Gia Coppola: A Hollywood Prodigy

Sofia’s niece takes on new roles behind and in front of the camera.

Photography by David Slijper Styled by Patrick Mackie

In photographs, Gia Coppola—the granddaughter of Francis Ford and niece of Sofia and Roman—is strikingly feline, a lithe cat who seems a little wild. But in person, she’s girlish and soft-spoken, amused and detached at the same time. It’s not the sort of commanding personality that would foretell a career as a movie director. “In high school, I didn’t always relate to my friends,” says Coppola, 27. “I was more of a spectator.” 
The budding filmmaker’s first feature, Palo Alto (out May 9), 
is an astutely observed record of teen ennui. There’s sex and drugs and car crashes, but the film, which Coppola adapted from James Franco’s 2010 short-story collection of the same name, is just as much about the ellipses between the misadventures. “My goal 
was to capture that essence of young adults trying to find their place in life,” she explains.
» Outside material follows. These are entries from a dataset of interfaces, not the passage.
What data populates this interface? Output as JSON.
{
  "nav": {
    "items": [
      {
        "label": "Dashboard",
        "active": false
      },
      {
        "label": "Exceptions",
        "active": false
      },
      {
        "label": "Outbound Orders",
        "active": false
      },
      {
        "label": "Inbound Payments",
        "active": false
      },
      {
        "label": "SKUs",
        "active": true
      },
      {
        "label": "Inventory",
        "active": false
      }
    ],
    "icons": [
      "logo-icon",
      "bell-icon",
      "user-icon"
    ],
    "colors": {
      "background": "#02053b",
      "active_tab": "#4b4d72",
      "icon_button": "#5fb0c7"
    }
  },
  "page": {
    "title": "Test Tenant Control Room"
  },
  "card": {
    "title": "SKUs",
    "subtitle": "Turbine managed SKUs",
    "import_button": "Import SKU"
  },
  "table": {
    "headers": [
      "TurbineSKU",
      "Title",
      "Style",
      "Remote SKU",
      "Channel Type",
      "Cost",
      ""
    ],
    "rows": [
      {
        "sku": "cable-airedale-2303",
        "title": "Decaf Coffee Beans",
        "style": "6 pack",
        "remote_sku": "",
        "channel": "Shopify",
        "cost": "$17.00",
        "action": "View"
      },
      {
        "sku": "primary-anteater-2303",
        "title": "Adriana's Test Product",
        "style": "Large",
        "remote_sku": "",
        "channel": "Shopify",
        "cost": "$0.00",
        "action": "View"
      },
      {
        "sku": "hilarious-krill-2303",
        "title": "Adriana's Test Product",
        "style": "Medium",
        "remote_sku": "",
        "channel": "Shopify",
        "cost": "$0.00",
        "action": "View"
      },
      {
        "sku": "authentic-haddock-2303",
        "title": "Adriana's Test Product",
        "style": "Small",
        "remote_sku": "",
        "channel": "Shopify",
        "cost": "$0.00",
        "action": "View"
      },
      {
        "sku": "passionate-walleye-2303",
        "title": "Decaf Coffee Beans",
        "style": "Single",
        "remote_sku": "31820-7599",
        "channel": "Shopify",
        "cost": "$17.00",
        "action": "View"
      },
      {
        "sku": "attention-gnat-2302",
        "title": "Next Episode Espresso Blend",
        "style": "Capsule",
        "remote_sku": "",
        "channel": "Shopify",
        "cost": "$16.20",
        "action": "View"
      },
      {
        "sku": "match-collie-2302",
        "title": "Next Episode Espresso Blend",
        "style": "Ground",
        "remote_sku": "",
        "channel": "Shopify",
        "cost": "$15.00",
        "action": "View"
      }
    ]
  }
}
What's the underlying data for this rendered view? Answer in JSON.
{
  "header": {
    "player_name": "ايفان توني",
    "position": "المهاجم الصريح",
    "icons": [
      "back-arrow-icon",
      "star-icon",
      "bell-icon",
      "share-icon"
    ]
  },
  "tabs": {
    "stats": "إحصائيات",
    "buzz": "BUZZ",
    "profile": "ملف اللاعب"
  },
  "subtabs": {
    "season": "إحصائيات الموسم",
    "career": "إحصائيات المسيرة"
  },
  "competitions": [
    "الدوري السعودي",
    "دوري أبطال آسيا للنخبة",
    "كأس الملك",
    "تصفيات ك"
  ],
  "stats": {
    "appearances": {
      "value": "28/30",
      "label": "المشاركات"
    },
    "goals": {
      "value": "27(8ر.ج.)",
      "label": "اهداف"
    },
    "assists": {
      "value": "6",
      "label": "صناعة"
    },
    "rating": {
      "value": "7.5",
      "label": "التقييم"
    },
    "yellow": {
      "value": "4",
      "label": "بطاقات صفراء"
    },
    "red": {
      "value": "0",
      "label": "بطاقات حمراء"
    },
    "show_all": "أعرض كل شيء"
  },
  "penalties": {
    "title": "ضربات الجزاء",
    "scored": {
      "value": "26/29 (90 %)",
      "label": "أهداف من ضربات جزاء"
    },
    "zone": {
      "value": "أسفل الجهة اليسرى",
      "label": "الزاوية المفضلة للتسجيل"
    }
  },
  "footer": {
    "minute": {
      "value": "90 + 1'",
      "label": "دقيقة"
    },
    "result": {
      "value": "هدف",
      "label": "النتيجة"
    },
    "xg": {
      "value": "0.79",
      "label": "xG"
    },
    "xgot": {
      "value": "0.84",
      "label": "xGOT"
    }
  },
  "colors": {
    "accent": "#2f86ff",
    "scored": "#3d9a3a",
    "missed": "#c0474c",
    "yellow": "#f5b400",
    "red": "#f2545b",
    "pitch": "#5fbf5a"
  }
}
After studying photography at Bard College in upstate 
New York, Coppola started making short films for fashion brands like Rodarte, Opening Ceremony, and Diane von Furstenberg. “That was kind of my film school,” she says. Higher education came on the set of her grandfather’s 2011 movie, Twixt, where 
she shot behind-the-scenes footage. Ultimately, it wasn’t the Coppola clan that pushed her into the family business, but Franco. After they were introduced by her mother, 
the stylist Jacqui Getty, at a party, the actor sent Coppola his book and encouraged her to turn it into a movie. She fleshed out her favorite characters and cast a crew 
of Hollywood up-and-comers, as well 
as Franco (who plays a predatory girls’ soccer coach) and Val Kilmer (a pot-smoking dad). There is just one member of Coppola’s family in the film—her mother, who has a cameo as an unwitting yoga mom. “I had to force her to do it,” Coppola says. “And now she wants to act all the time.”